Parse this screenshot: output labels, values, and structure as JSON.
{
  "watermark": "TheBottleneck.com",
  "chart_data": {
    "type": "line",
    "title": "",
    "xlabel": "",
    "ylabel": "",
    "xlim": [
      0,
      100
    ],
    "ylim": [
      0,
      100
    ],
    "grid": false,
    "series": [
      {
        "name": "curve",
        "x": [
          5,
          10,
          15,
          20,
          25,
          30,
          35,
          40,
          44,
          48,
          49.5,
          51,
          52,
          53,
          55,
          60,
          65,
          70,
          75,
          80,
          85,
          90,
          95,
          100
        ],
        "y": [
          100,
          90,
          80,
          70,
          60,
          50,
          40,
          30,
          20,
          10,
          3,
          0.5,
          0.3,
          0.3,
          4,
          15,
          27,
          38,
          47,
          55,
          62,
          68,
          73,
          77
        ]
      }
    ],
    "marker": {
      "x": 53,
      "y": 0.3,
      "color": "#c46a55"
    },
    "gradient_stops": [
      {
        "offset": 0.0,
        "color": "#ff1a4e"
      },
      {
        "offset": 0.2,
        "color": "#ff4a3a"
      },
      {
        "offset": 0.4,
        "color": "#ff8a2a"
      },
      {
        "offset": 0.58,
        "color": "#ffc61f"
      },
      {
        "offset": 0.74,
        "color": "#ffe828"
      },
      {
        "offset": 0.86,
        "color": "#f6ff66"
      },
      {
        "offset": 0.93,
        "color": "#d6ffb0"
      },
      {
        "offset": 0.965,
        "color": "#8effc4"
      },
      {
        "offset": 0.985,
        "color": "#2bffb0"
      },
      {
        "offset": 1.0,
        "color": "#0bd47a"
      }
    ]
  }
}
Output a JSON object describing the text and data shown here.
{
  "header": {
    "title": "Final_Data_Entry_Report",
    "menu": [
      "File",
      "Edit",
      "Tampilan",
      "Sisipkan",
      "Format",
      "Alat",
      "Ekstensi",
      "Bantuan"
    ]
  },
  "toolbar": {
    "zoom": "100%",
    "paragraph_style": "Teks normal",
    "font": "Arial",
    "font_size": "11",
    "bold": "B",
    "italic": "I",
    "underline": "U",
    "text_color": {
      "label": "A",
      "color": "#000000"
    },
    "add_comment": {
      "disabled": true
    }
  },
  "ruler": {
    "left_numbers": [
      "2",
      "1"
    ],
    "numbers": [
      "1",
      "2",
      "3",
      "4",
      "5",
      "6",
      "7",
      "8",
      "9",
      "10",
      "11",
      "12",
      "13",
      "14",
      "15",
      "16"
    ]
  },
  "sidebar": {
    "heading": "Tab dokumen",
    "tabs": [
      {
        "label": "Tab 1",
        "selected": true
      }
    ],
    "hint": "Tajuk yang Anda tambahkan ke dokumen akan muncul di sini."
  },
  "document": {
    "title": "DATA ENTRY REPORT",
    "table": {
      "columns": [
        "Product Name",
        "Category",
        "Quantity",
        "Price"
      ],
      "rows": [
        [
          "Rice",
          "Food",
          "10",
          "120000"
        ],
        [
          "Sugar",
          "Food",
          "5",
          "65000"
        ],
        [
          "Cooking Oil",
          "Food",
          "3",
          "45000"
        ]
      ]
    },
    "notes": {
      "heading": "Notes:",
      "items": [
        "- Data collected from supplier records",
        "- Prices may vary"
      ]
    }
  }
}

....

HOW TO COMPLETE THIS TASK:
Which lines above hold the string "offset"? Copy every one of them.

RESPONSE AREA:
        "offset": 0.0,
        "offset": 0.2,
        "offset": 0.4,
        "offset": 0.58,
        "offset": 0.74,
        "offset": 0.86,
        "offset": 0.93,
        "offset": 0.965,
        "offset": 0.985,
        "offset": 1.0,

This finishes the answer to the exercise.